╭─ RECORDED INFORMATION
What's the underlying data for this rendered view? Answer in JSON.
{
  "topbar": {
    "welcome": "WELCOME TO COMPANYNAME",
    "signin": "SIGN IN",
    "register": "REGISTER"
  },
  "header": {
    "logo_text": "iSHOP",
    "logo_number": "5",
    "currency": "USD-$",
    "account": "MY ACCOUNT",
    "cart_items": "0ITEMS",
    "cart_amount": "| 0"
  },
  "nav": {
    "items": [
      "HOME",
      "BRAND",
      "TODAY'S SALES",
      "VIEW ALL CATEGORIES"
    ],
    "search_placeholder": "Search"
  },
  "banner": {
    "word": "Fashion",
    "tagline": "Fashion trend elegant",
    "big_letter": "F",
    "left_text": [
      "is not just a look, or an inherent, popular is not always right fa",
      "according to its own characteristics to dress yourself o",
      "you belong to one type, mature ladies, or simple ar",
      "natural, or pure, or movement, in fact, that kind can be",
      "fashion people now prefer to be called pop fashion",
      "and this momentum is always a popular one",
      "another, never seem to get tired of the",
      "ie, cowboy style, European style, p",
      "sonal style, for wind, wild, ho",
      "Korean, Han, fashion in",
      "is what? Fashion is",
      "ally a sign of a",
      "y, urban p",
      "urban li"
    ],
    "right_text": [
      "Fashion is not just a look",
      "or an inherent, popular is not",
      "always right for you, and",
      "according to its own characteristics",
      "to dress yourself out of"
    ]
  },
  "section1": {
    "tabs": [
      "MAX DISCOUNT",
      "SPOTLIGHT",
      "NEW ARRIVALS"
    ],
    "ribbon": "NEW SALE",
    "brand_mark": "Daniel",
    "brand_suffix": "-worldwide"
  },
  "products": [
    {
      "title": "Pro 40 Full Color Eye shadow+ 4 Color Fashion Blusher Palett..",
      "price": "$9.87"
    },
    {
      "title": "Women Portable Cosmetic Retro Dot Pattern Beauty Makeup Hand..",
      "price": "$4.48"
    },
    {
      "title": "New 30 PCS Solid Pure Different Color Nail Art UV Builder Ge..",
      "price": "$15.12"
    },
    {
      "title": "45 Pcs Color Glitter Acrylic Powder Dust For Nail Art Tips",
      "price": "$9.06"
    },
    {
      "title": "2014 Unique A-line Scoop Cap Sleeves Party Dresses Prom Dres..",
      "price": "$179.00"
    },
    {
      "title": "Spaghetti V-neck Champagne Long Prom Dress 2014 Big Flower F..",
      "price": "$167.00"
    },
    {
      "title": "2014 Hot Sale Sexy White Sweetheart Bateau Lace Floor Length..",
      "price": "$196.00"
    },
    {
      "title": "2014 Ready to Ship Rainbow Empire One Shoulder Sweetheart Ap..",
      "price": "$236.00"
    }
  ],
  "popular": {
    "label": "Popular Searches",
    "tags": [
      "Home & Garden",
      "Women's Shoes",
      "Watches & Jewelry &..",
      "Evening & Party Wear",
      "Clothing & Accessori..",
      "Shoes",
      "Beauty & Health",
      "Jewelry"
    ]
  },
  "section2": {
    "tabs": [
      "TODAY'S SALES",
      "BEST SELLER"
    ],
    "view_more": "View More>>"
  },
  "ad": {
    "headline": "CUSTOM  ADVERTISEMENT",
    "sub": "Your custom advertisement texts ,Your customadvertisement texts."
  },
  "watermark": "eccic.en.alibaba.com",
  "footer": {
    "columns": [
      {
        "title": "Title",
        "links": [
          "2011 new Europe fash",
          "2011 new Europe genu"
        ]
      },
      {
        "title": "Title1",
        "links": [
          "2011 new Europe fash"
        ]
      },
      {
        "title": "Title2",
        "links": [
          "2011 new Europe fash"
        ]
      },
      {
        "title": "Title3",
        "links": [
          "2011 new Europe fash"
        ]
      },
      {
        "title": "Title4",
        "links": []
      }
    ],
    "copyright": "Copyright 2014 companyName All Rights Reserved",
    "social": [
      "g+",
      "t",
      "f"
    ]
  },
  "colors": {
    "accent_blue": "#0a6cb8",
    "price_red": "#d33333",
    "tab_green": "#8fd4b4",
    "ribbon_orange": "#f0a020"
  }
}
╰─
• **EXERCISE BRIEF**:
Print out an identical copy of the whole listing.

• **ANSWER AREA**:
What's the underlying data for this rendered view? Answer in JSON.
{
  "topbar": {
    "welcome": "WELCOME TO COMPANYNAME",
    "signin": "SIGN IN",
    "register": "REGISTER"
  },
  "header": {
    "logo_text": "iSHOP",
    "logo_number": "5",
    "currency": "USD-$",
    "account": "MY ACCOUNT",
    "cart_items": "0ITEMS",
    "cart_amount": "| 0"
  },
  "nav": {
    "items": [
      "HOME",
      "BRAND",
      "TODAY'S SALES",
      "VIEW ALL CATEGORIES"
    ],
    "search_placeholder": "Search"
  },
  "banner": {
    "word": "Fashion",
    "tagline": "Fashion trend elegant",
    "big_letter": "F",
    "left_text": [
      "is not just a look, or an inherent, popular is not always right fa",
      "according to its own characteristics to dress yourself o",
      "you belong to one type, mature ladies, or simple ar",
      "natural, or pure, or movement, in fact, that kind can be",
      "fashion people now prefer to be called pop fashion",
      "and this momentum is always a popular one",
      "another, never seem to get tired of the",
      "ie, cowboy style, European style, p",
      "sonal style, for wind, wild, ho",
      "Korean, Han, fashion in",
      "is what? Fashion is",
      "ally a sign of a",
      "y, urban p",
      "urban li"
    ],
    "right_text": [
      "Fashion is not just a look",
      "or an inherent, popular is not",
      "always right for you, and",
      "according to its own characteristics",
      "to dress yourself out of"
    ]
  },
  "section1": {
    "tabs": [
      "MAX DISCOUNT",
      "SPOTLIGHT",
      "NEW ARRIVALS"
    ],
    "ribbon": "NEW SALE",
    "brand_mark": "Daniel",
    "brand_suffix": "-worldwide"
  },
  "products": [
    {
      "title": "Pro 40 Full Color Eye shadow+ 4 Color Fashion Blusher Palett..",
      "price": "$9.87"
    },
    {
      "title": "Women Portable Cosmetic Retro Dot Pattern Beauty Makeup Hand..",
      "price": "$4.48"
    },
    {
      "title": "New 30 PCS Solid Pure Different Color Nail Art UV Builder Ge..",
      "price": "$15.12"
    },
    {
      "title": "45 Pcs Color Glitter Acrylic Powder Dust For Nail Art Tips",
      "price": "$9.06"
    },
    {
      "title": "2014 Unique A-line Scoop Cap Sleeves Party Dresses Prom Dres..",
      "price": "$179.00"
    },
    {
      "title": "Spaghetti V-neck Champagne Long Prom Dress 2014 Big Flower F..",
      "price": "$167.00"
    },
    {
      "title": "2014 Hot Sale Sexy White Sweetheart Bateau Lace Floor Length..",
      "price": "$196.00"
    },
    {
      "title": "2014 Ready to Ship Rainbow Empire One Shoulder Sweetheart Ap..",
      "price": "$236.00"
    }
  ],
  "popular": {
    "label": "Popular Searches",
    "tags": [
      "Home & Garden",
      "Women's Shoes",
      "Watches & Jewelry &..",
      "Evening & Party Wear",
      "Clothing & Accessori..",
      "Shoes",
      "Beauty & Health",
      "Jewelry"
    ]
  },
  "section2": {
    "tabs": [
      "TODAY'S SALES",
      "BEST SELLER"
    ],
    "view_more": "View More>>"
  },
  "ad": {
    "headline": "CUSTOM  ADVERTISEMENT",
    "sub": "Your custom advertisement texts ,Your customadvertisement texts."
  },
  "watermark": "eccic.en.alibaba.com",
  "footer": {
    "columns": [
      {
        "title": "Title",
        "links": [
          "2011 new Europe fash",
          "2011 new Europe genu"
        ]
      },
      {
        "title": "Title1",
        "links": [
          "2011 new Europe fash"
        ]
      },
      {
        "title": "Title2",
        "links": [
          "2011 new Europe fash"
        ]
      },
      {
        "title": "Title3",
        "links": [
          "2011 new Europe fash"
        ]
      },
      {
        "title": "Title4",
        "links": []
      }
    ],
    "copyright": "Copyright 2014 companyName All Rights Reserved",
    "social": [
      "g+",
      "t",
      "f"
    ]
  },
  "colors": {
    "accent_blue": "#0a6cb8",
    "price_red": "#d33333",
    "tab_green": "#8fd4b4",
    "ribbon_orange": "#f0a020"
  }
}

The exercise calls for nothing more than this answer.